Excerpts from an interface dataset
____________________

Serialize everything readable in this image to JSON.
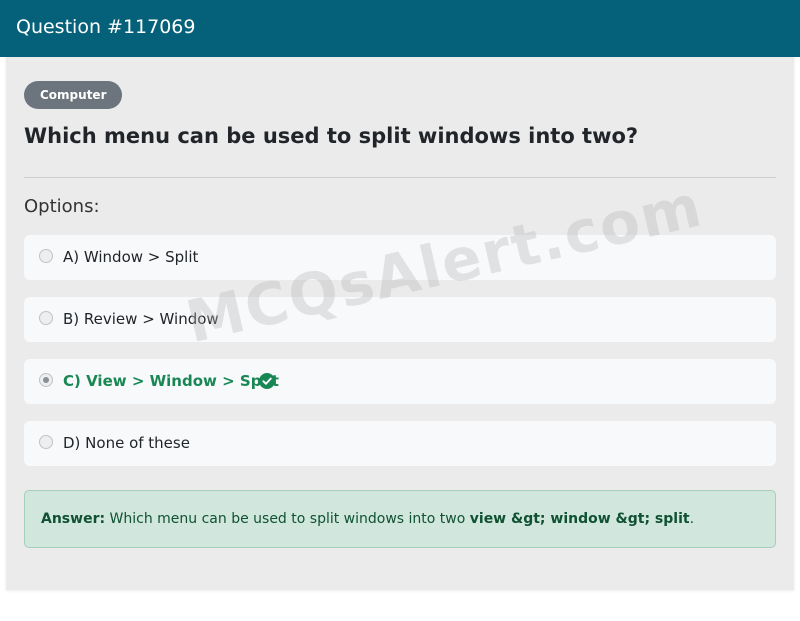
{
  "header": {
    "title": "Question #117069"
  },
  "category": "Computer",
  "question": "Which menu can be used to split windows into two?",
  "options_label": "Options:",
  "options": [
    {
      "label": "A) Window > Split",
      "selected": false,
      "correct": false
    },
    {
      "label": "B) Review > Window",
      "selected": false,
      "correct": false
    },
    {
      "label": "C) View > Window > Split",
      "selected": true,
      "correct": true
    },
    {
      "label": "D) None of these",
      "selected": false,
      "correct": false
    }
  ],
  "answer": {
    "prefix": "Answer:",
    "text": " Which menu can be used to split windows into two ",
    "value": "view &gt; window &gt; split",
    "suffix": "."
  },
  "watermark": "MCQsAlert.com",
  "colors": {
    "header": "#05617a",
    "correct": "#198754",
    "answer_bg": "#d1e7dd"
  }
}
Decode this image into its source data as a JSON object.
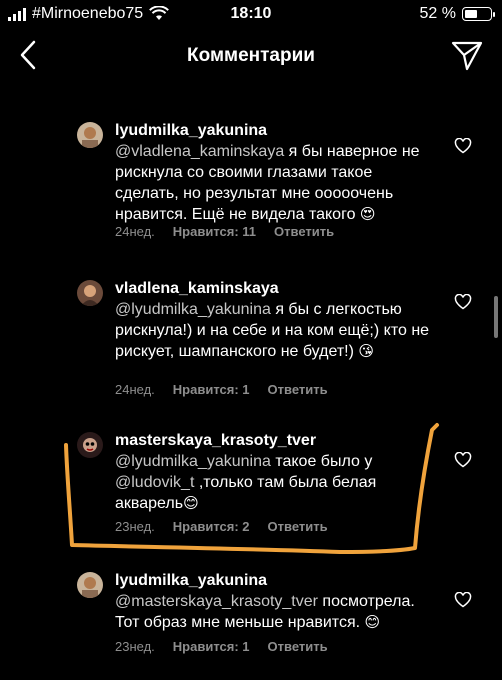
{
  "status_bar": {
    "carrier": "#Mirnoenebo75",
    "time": "18:10",
    "battery": "52 %",
    "battery_level_percent": 52
  },
  "header": {
    "title": "Комментарии"
  },
  "comments": [
    {
      "username": "lyudmilka_yakunina",
      "mention": "@vladlena_kaminskaya",
      "text": " я бы наверное не рискнула со своими глазами такое сделать, но результат мне ооооочень нравится. Ещё не видела такого ",
      "emoji": "😍",
      "time": "24нед.",
      "likes": "Нравится: 11",
      "reply": "Ответить"
    },
    {
      "username": "vladlena_kaminskaya",
      "mention": "@lyudmilka_yakunina",
      "text": " я бы с легкостью рискнула!) и на себе и на ком ещё;) кто не рискует, шампанского не будет!) ",
      "emoji": "😘",
      "time": "24нед.",
      "likes": "Нравится: 1",
      "reply": "Ответить"
    },
    {
      "username": "masterskaya_krasoty_tver",
      "mention": "@lyudmilka_yakunina",
      "text": " такое было у ",
      "mention2": "@ludovik_t",
      "text2": " ,только там была белая акварель",
      "emoji": "😊",
      "time": "23нед.",
      "likes": "Нравится: 2",
      "reply": "Ответить"
    },
    {
      "username": "lyudmilka_yakunina",
      "mention": "@masterskaya_krasoty_tver",
      "text": " посмотрела. Тот образ мне меньше нравится. ",
      "emoji": "😊",
      "time": "23нед.",
      "likes": "Нравится: 1",
      "reply": "Ответить"
    }
  ],
  "colors": {
    "background": "#000000",
    "text": "#ffffff",
    "meta": "#8e8e8e",
    "highlight_stroke": "#f0a33c"
  }
}
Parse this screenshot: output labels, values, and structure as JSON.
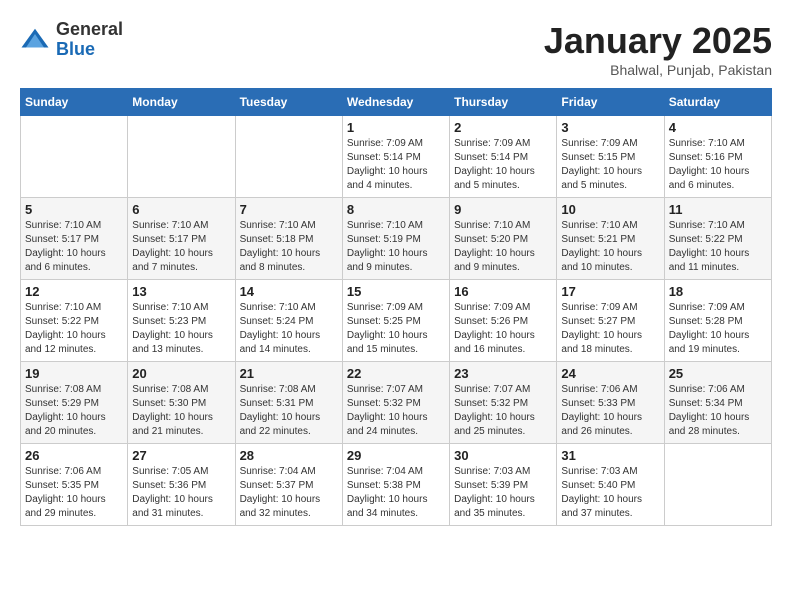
{
  "header": {
    "logo_general": "General",
    "logo_blue": "Blue",
    "month_title": "January 2025",
    "location": "Bhalwal, Punjab, Pakistan"
  },
  "weekdays": [
    "Sunday",
    "Monday",
    "Tuesday",
    "Wednesday",
    "Thursday",
    "Friday",
    "Saturday"
  ],
  "weeks": [
    [
      {
        "day": "",
        "info": ""
      },
      {
        "day": "",
        "info": ""
      },
      {
        "day": "",
        "info": ""
      },
      {
        "day": "1",
        "info": "Sunrise: 7:09 AM\nSunset: 5:14 PM\nDaylight: 10 hours\nand 4 minutes."
      },
      {
        "day": "2",
        "info": "Sunrise: 7:09 AM\nSunset: 5:14 PM\nDaylight: 10 hours\nand 5 minutes."
      },
      {
        "day": "3",
        "info": "Sunrise: 7:09 AM\nSunset: 5:15 PM\nDaylight: 10 hours\nand 5 minutes."
      },
      {
        "day": "4",
        "info": "Sunrise: 7:10 AM\nSunset: 5:16 PM\nDaylight: 10 hours\nand 6 minutes."
      }
    ],
    [
      {
        "day": "5",
        "info": "Sunrise: 7:10 AM\nSunset: 5:17 PM\nDaylight: 10 hours\nand 6 minutes."
      },
      {
        "day": "6",
        "info": "Sunrise: 7:10 AM\nSunset: 5:17 PM\nDaylight: 10 hours\nand 7 minutes."
      },
      {
        "day": "7",
        "info": "Sunrise: 7:10 AM\nSunset: 5:18 PM\nDaylight: 10 hours\nand 8 minutes."
      },
      {
        "day": "8",
        "info": "Sunrise: 7:10 AM\nSunset: 5:19 PM\nDaylight: 10 hours\nand 9 minutes."
      },
      {
        "day": "9",
        "info": "Sunrise: 7:10 AM\nSunset: 5:20 PM\nDaylight: 10 hours\nand 9 minutes."
      },
      {
        "day": "10",
        "info": "Sunrise: 7:10 AM\nSunset: 5:21 PM\nDaylight: 10 hours\nand 10 minutes."
      },
      {
        "day": "11",
        "info": "Sunrise: 7:10 AM\nSunset: 5:22 PM\nDaylight: 10 hours\nand 11 minutes."
      }
    ],
    [
      {
        "day": "12",
        "info": "Sunrise: 7:10 AM\nSunset: 5:22 PM\nDaylight: 10 hours\nand 12 minutes."
      },
      {
        "day": "13",
        "info": "Sunrise: 7:10 AM\nSunset: 5:23 PM\nDaylight: 10 hours\nand 13 minutes."
      },
      {
        "day": "14",
        "info": "Sunrise: 7:10 AM\nSunset: 5:24 PM\nDaylight: 10 hours\nand 14 minutes."
      },
      {
        "day": "15",
        "info": "Sunrise: 7:09 AM\nSunset: 5:25 PM\nDaylight: 10 hours\nand 15 minutes."
      },
      {
        "day": "16",
        "info": "Sunrise: 7:09 AM\nSunset: 5:26 PM\nDaylight: 10 hours\nand 16 minutes."
      },
      {
        "day": "17",
        "info": "Sunrise: 7:09 AM\nSunset: 5:27 PM\nDaylight: 10 hours\nand 18 minutes."
      },
      {
        "day": "18",
        "info": "Sunrise: 7:09 AM\nSunset: 5:28 PM\nDaylight: 10 hours\nand 19 minutes."
      }
    ],
    [
      {
        "day": "19",
        "info": "Sunrise: 7:08 AM\nSunset: 5:29 PM\nDaylight: 10 hours\nand 20 minutes."
      },
      {
        "day": "20",
        "info": "Sunrise: 7:08 AM\nSunset: 5:30 PM\nDaylight: 10 hours\nand 21 minutes."
      },
      {
        "day": "21",
        "info": "Sunrise: 7:08 AM\nSunset: 5:31 PM\nDaylight: 10 hours\nand 22 minutes."
      },
      {
        "day": "22",
        "info": "Sunrise: 7:07 AM\nSunset: 5:32 PM\nDaylight: 10 hours\nand 24 minutes."
      },
      {
        "day": "23",
        "info": "Sunrise: 7:07 AM\nSunset: 5:32 PM\nDaylight: 10 hours\nand 25 minutes."
      },
      {
        "day": "24",
        "info": "Sunrise: 7:06 AM\nSunset: 5:33 PM\nDaylight: 10 hours\nand 26 minutes."
      },
      {
        "day": "25",
        "info": "Sunrise: 7:06 AM\nSunset: 5:34 PM\nDaylight: 10 hours\nand 28 minutes."
      }
    ],
    [
      {
        "day": "26",
        "info": "Sunrise: 7:06 AM\nSunset: 5:35 PM\nDaylight: 10 hours\nand 29 minutes."
      },
      {
        "day": "27",
        "info": "Sunrise: 7:05 AM\nSunset: 5:36 PM\nDaylight: 10 hours\nand 31 minutes."
      },
      {
        "day": "28",
        "info": "Sunrise: 7:04 AM\nSunset: 5:37 PM\nDaylight: 10 hours\nand 32 minutes."
      },
      {
        "day": "29",
        "info": "Sunrise: 7:04 AM\nSunset: 5:38 PM\nDaylight: 10 hours\nand 34 minutes."
      },
      {
        "day": "30",
        "info": "Sunrise: 7:03 AM\nSunset: 5:39 PM\nDaylight: 10 hours\nand 35 minutes."
      },
      {
        "day": "31",
        "info": "Sunrise: 7:03 AM\nSunset: 5:40 PM\nDaylight: 10 hours\nand 37 minutes."
      },
      {
        "day": "",
        "info": ""
      }
    ]
  ]
}
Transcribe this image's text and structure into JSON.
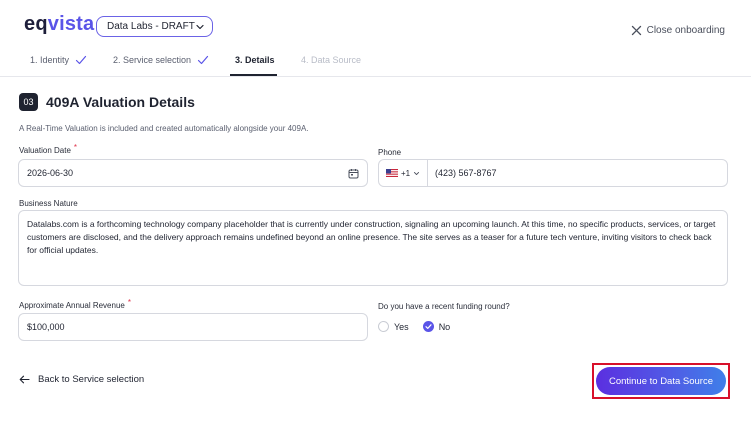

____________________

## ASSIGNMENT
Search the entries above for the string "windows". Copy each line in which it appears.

## RESULT
  "question": "Which menu can be used to split windows into two?",
    "text": " Which menu can be used to split windows into two ",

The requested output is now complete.